** Opening Exercise data block **

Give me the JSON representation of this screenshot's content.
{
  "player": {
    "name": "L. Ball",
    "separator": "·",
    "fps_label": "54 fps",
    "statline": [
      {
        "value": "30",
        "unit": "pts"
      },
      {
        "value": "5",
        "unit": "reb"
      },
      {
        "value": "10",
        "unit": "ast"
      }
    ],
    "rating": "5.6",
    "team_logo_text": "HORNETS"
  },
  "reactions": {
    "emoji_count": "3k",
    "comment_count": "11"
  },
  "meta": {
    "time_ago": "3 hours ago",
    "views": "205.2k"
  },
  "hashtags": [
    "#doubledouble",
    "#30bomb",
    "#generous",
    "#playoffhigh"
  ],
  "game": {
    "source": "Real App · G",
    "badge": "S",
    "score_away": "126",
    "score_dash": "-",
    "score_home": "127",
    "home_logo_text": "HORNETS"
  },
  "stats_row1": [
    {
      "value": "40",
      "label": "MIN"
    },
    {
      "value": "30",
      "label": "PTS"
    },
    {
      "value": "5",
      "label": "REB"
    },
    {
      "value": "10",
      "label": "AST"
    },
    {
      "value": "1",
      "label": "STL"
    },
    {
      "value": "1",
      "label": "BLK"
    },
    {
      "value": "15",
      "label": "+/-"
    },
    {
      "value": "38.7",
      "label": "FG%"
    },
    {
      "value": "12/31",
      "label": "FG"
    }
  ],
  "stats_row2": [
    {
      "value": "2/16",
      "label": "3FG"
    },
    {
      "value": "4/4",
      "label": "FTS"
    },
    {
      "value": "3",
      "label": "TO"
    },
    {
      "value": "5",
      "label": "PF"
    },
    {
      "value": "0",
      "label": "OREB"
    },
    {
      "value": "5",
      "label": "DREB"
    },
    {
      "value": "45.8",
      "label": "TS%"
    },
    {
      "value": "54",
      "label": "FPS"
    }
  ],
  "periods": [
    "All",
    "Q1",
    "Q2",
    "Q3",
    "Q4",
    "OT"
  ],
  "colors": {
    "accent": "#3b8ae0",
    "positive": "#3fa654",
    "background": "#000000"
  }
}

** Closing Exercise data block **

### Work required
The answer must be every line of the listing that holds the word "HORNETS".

### Output
    "team_logo_text": "HORNETS"
    "home_logo_text": "HORNETS"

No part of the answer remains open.